Verify the Legitimacy of Every Request for Personal Information You Receive
Email addresses can easily be purchased in bulk from direct advertising firms, as well as magazines and other sources. There are companies out there that claim to be able to offer databases with as many as 500 million different email addresses. If you own a Twitter account, you can even purchase up to a million followers too. Padding your social media sites has become a big business.
Scammers take advantage of the availability of these lists by purchasing them for their own use for what has become know as “phishing” – a portmanteau formed from “phreak” (which itself is a combination of “freak” and “phone”) and “fishing.” In short, phishing is when scammers go fishing for victims by email. Their goal is to obtain your trust or financial information, such as a bank account or credit card number, to rob you or your personal information in order to commit identity theft, or both.
The typical phishing scam begins when you get an email with the logo of your bank, credit card company or a major online merchant announcing, for example, that for security reasons you are being asked to re-confirm your account information. A link is provided. You click and reach an online form, again with the same official logo, which asks you for your name, address, account number, password or PIN number (whichever one is relevant), and perhaps a few additional bits of information. You fill out the form and click “Submit.”
Individuals and Corporations Are Both Targeted
If you think that a scam like this would stay clear of the largest and most secure corporations associated with the internet, then think again. From (at least) 2013 to (at least) 2015, Google and Facebook employees were targeted in an elaborate international phishing attack, which tricked them into sending an estimated $100 million to an overseas banking account. In March 2017, at the request of U.S. authorities, a Lithuanian citizen was arrested at his home by police in that Baltic country. He was extradited to the U.S. five months later to stand trial for allegedly impersonating a Taiwanese electronics manufacturer that provides equipment to both Google and Facebook in order to send massive numbers of these fraudulent emails to employees of those companies. He is charged wire fraud, money laundering and aggravated identity theft.
The scam was first uncovered by Google itself, which contacted authorities. Both Google and Facebook claim that they have since recovered most of the funds lost by their staff. But large corporations are not only victimized. They potentially can also inadvertently create the problem itself.
Equifax, one of the three largest consumer credit reporting agencies in the world, which collects and aggregates information on over hundreds of millions of individuals consumers and businesses around the globe, was victimized in 2017 by a large-scale security breach. To reassure consumers, it set up a separate website to allow them to access their credit records. Shortly thereafter, a cybersecurity researcher cloned that site, proving that scammers could do the very same thing to enabling them to the passwords and personal information of victimized consumers a second time.

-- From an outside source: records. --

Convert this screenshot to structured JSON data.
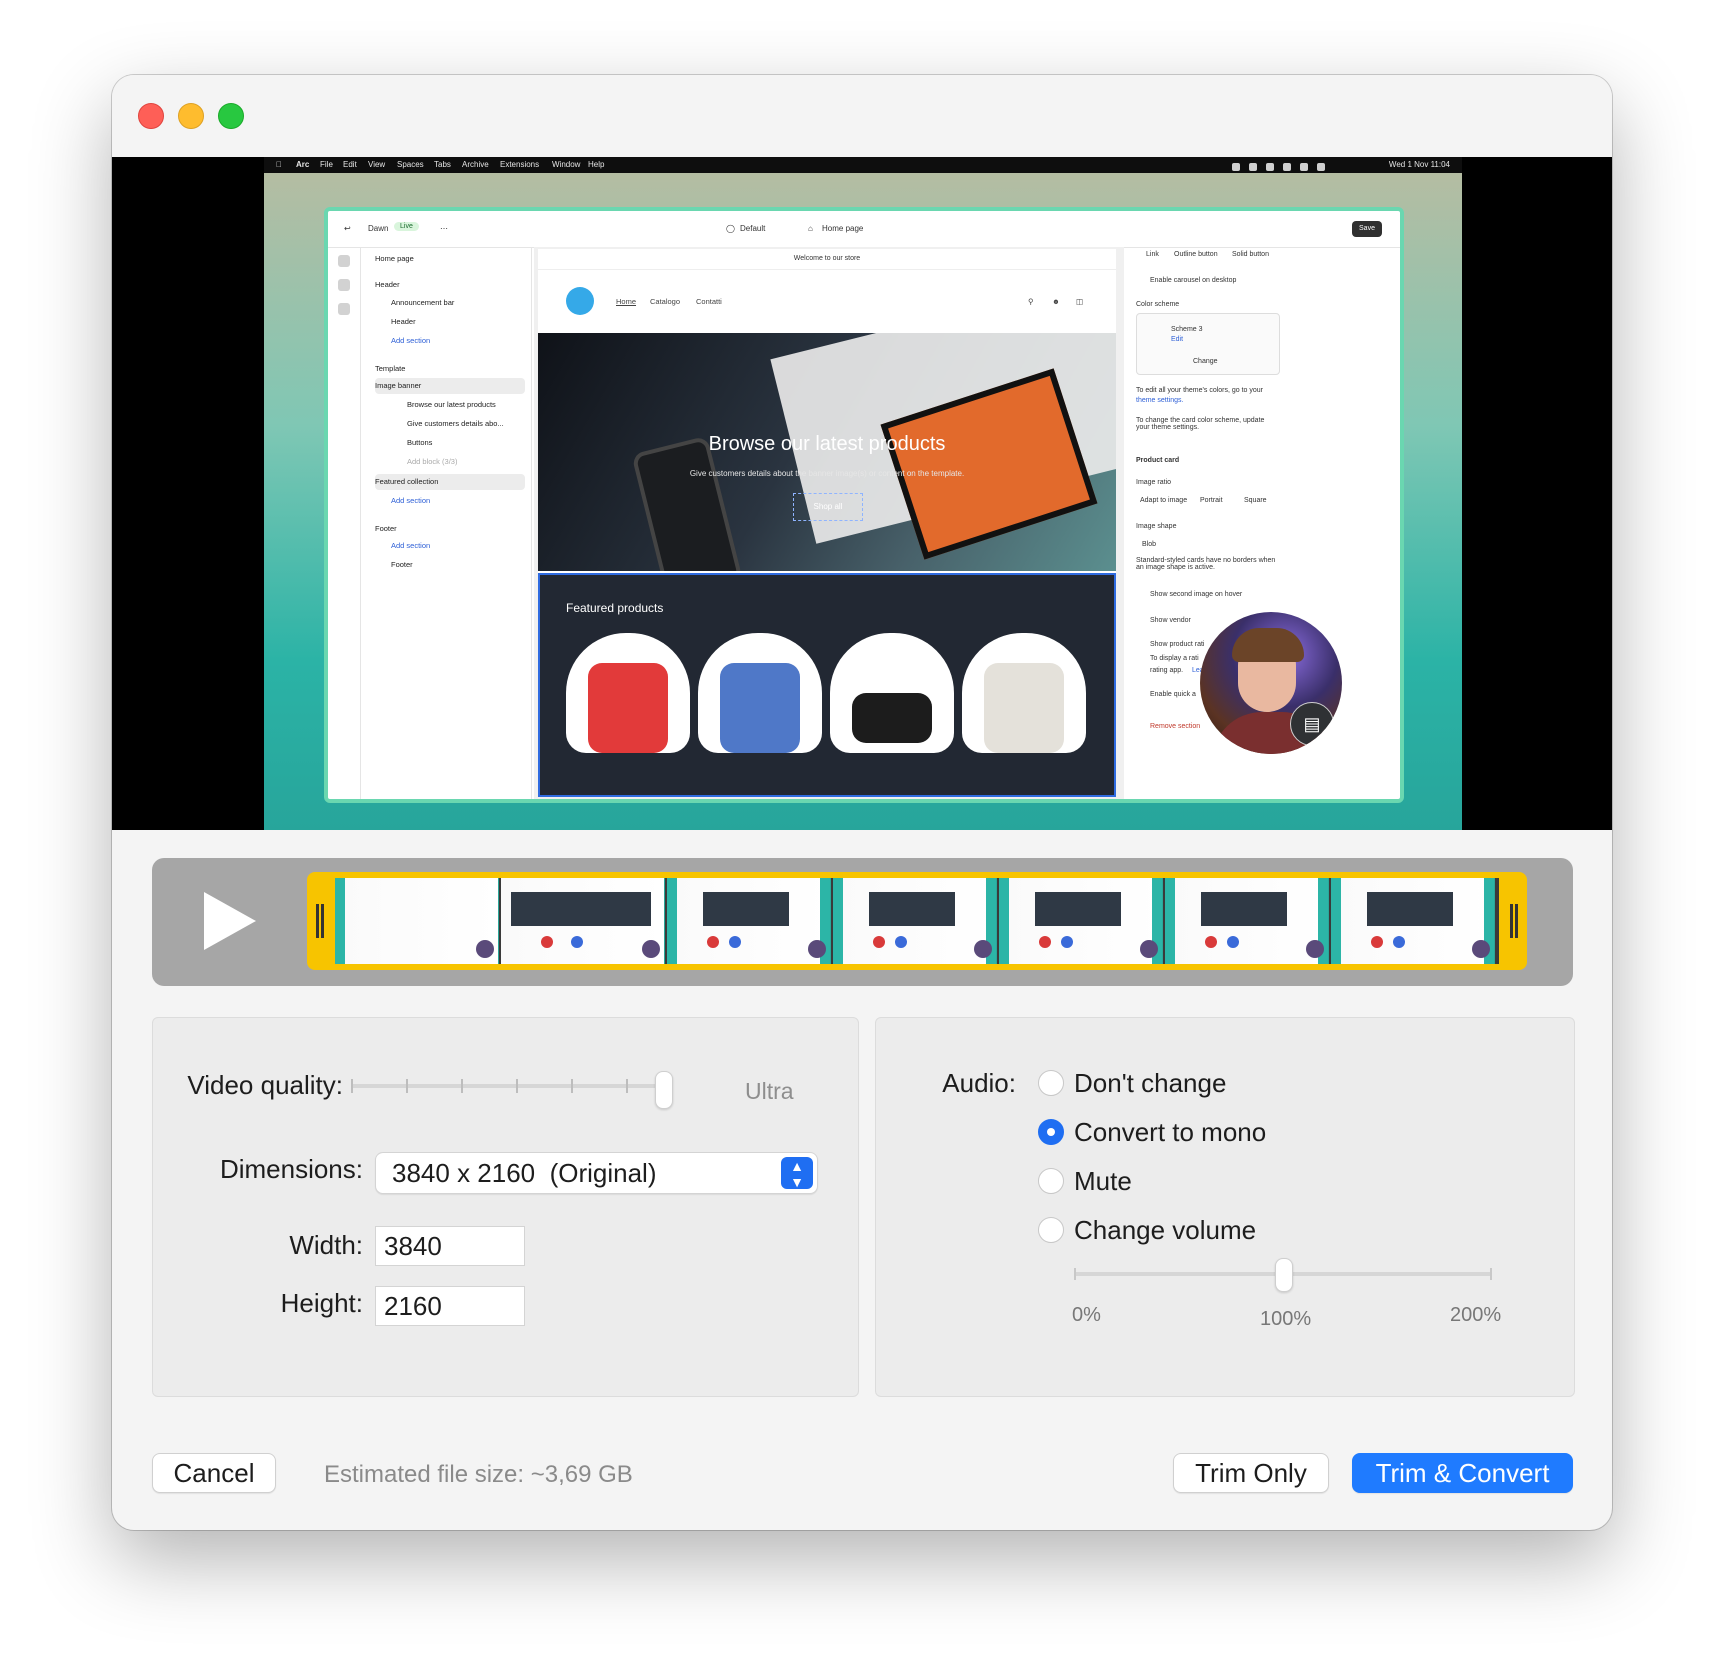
{
  "recording": {
    "menubar": {
      "items": [
        "Arc",
        "File",
        "Edit",
        "View",
        "Spaces",
        "Tabs",
        "Archive",
        "Extensions",
        "Window",
        "Help"
      ],
      "clock": "Wed 1 Nov 11:04"
    },
    "editor": {
      "store_name": "Dawn",
      "status_badge": "Live",
      "theme_select": "Default",
      "page_select": "Home page",
      "save_label": "Save",
      "sidebar": {
        "page_title": "Home page",
        "rows": [
          {
            "text": "Header",
            "kind": "heading"
          },
          {
            "text": "Announcement bar",
            "kind": "item"
          },
          {
            "text": "Header",
            "kind": "item"
          },
          {
            "text": "Add section",
            "kind": "link"
          },
          {
            "text": "Template",
            "kind": "heading"
          },
          {
            "text": "Image banner",
            "kind": "item"
          },
          {
            "text": "Browse our latest products",
            "kind": "sub"
          },
          {
            "text": "Give customers details abo...",
            "kind": "sub"
          },
          {
            "text": "Buttons",
            "kind": "sub"
          },
          {
            "text": "Add block (3/3)",
            "kind": "muted"
          },
          {
            "text": "Featured collection",
            "kind": "selected"
          },
          {
            "text": "Add section",
            "kind": "link"
          },
          {
            "text": "Footer",
            "kind": "heading"
          },
          {
            "text": "Add section",
            "kind": "link"
          },
          {
            "text": "Footer",
            "kind": "item"
          }
        ]
      },
      "store": {
        "announcement": "Welcome to our store",
        "nav": [
          "Home",
          "Catalogo",
          "Contatti"
        ],
        "banner_tag": "Image banner",
        "banner_heading": "Browse our latest products",
        "banner_sub": "Give customers details about the banner image(s) or content on the template.",
        "banner_button": "Shop all",
        "featured_title": "Featured products"
      },
      "settings": {
        "button_tabs": [
          "Link",
          "Outline button",
          "Solid button"
        ],
        "carousel": "Enable carousel on desktop",
        "color_scheme_label": "Color scheme",
        "scheme_name": "Scheme 3",
        "scheme_edit": "Edit",
        "scheme_change": "Change",
        "help1": "To edit all your theme's colors, go to your",
        "help1_link": "theme settings.",
        "help2": "To change the card color scheme, update your theme settings.",
        "product_card": "Product card",
        "image_ratio": "Image ratio",
        "ratio_options": [
          "Adapt to image",
          "Portrait",
          "Square"
        ],
        "image_shape": "Image shape",
        "shape_value": "Blob",
        "shape_help": "Standard-styled cards have no borders when an image shape is active.",
        "second_image": "Show second image on hover",
        "show_vendor": "Show vendor",
        "show_rating": "Show product rati",
        "rating_help": "To display a rati",
        "rating_help2": "rating app.",
        "rating_learn": "Lea",
        "quick_add": "Enable quick a",
        "remove": "Remove section"
      }
    }
  },
  "timeline": {
    "play_icon": "play-icon",
    "frame_count": 7
  },
  "video": {
    "quality_label": "Video quality:",
    "quality_value": "Ultra",
    "quality_level": 1.0,
    "dimensions_label": "Dimensions:",
    "dimensions_value": "3840 x 2160  (Original)",
    "width_label": "Width:",
    "width_value": "3840",
    "height_label": "Height:",
    "height_value": "2160"
  },
  "audio": {
    "label": "Audio:",
    "options": [
      {
        "label": "Don't change",
        "selected": false
      },
      {
        "label": "Convert to mono",
        "selected": true
      },
      {
        "label": "Mute",
        "selected": false
      },
      {
        "label": "Change volume",
        "selected": false
      }
    ],
    "volume_percent": 100,
    "volume_labels": [
      "0%",
      "100%",
      "200%"
    ]
  },
  "footer": {
    "cancel": "Cancel",
    "estimate": "Estimated file size: ~3,69 GB",
    "trim_only": "Trim Only",
    "trim_convert": "Trim & Convert"
  },
  "colors": {
    "accent": "#1f7bff",
    "trim_handle": "#f7c400",
    "editor_border": "#6ad7b0"
  }
}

One of the most widely identifiable examples of phishing has long been associated with scammers in Nigeria. These emails they began to distribute in bulk as early as the 1980s are also known as 419 scams, a reference to the section of the Nigerian criminal code that outlaws fraud. Since then, however, copycat scammers have set up shop in Amsterdam, London and other locations as well.
Their emails followed a predictable pattern. They usually claiming that someone who sounds respectable died without heirs and left a fortune. The sender, who generally identified himself as the deceased’s attorney or a high-ranking government or tribal official, claims to be writing to ask you to allow him to transfer the funds to your bank account in order to overcome local financial bureaucracy. In exchange, he says he will share the fortune with you equitably. If you respond, you will be invited overseas to sign some paperwork. Those who took the offer up were then convinced to pay thousands of dollars in processing fees, or pay the supposed attorney his own percentage in advance. And then the scammers disappear, or instead give you a check in exchange for your cash. The check, however, will bounce when you deposit it back home. In actuality, those victims were lucky. Other wound up dead.
By every standard – technology, content, graphic design, and psychology − phishing is a very sophisticated scam. If you receive an email with your bank’s logo that informs you that you should reconfirm your password due to a security threat, your immediate reaction will be to assure your online security and comply with the request.
But here’s a general rule: First verify the legitimacy of every request for personal information that you receive. You can do this in several ways:
- Call or write the bank, credit card company or other financial institution that ostensibly is asking you to respond
- Surf the internet for phishing warnings using keywords from the same text
- Check the latest phishing warnings on the website of a government cybersecurity agency, such as the U.S. Computer Emergency Readiness Team
- Consider purchasing anti-phishing computer software
If you think you’ve been the victim of a phishing scam, contact the fund recovery experts at MyChargeBack.